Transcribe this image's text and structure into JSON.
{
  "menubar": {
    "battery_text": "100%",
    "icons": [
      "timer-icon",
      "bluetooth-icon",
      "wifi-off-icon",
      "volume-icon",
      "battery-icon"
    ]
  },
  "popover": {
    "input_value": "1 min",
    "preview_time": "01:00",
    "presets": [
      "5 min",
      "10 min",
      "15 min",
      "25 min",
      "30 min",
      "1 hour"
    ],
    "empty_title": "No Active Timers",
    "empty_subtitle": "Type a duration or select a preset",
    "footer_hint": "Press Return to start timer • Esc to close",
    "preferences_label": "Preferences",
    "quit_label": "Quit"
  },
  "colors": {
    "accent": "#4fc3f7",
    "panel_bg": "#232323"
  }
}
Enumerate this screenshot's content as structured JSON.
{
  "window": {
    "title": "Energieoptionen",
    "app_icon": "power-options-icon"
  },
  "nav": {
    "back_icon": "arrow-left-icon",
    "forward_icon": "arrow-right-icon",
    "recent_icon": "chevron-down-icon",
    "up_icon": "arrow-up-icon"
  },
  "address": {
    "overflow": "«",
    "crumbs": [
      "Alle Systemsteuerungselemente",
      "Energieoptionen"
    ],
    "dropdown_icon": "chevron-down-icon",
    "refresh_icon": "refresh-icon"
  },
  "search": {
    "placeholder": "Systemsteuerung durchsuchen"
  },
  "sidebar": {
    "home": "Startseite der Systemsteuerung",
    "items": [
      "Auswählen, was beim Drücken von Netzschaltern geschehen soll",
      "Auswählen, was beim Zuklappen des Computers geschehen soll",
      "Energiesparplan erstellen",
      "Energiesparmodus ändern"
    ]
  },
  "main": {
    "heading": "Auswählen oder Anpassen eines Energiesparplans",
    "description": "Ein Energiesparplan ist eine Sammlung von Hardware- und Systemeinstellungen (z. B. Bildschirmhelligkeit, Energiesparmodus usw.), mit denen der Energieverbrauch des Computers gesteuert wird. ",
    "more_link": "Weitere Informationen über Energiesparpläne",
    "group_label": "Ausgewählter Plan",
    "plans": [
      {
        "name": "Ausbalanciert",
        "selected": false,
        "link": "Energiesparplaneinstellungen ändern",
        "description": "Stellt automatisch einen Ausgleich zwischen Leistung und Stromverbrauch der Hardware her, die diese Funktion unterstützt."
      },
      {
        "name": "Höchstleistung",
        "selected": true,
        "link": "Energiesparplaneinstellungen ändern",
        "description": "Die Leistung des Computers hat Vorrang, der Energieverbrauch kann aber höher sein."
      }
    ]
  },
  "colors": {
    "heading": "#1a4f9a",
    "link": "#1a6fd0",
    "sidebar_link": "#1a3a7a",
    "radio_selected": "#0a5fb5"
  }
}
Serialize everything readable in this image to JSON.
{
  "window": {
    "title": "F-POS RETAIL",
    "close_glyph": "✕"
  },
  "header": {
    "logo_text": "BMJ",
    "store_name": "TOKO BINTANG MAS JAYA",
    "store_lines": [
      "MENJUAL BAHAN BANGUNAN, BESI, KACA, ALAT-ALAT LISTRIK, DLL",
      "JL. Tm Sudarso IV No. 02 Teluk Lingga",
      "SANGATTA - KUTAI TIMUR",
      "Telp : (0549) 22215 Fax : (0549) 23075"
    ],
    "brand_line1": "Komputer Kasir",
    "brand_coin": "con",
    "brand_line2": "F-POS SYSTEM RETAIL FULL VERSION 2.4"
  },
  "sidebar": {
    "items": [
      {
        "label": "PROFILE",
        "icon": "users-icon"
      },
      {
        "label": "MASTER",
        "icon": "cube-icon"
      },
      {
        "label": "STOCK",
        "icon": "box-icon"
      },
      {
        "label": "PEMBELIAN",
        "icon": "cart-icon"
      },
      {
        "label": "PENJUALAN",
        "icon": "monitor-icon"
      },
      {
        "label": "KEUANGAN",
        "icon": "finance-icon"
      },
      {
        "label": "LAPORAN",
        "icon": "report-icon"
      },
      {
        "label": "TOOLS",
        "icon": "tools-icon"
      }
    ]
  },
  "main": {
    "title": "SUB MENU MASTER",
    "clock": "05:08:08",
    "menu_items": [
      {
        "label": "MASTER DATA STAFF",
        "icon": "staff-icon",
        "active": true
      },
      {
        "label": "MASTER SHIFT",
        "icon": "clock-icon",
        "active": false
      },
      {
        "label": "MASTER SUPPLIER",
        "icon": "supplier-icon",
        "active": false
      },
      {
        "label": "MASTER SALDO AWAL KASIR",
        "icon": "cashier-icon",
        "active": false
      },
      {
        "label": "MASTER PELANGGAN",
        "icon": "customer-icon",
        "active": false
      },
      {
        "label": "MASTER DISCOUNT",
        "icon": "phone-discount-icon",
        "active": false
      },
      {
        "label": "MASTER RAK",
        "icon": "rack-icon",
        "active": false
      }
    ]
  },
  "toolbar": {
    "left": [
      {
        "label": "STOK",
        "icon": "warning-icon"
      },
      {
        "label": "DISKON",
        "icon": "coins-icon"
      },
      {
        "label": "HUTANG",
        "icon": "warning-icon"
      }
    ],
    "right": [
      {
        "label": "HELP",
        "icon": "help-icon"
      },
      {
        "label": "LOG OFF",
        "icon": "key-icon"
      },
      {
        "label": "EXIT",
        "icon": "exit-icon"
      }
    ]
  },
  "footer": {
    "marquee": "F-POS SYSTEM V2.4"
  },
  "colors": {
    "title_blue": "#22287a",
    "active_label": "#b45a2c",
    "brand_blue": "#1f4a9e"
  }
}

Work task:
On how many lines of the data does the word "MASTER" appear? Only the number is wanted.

Expected answer:
9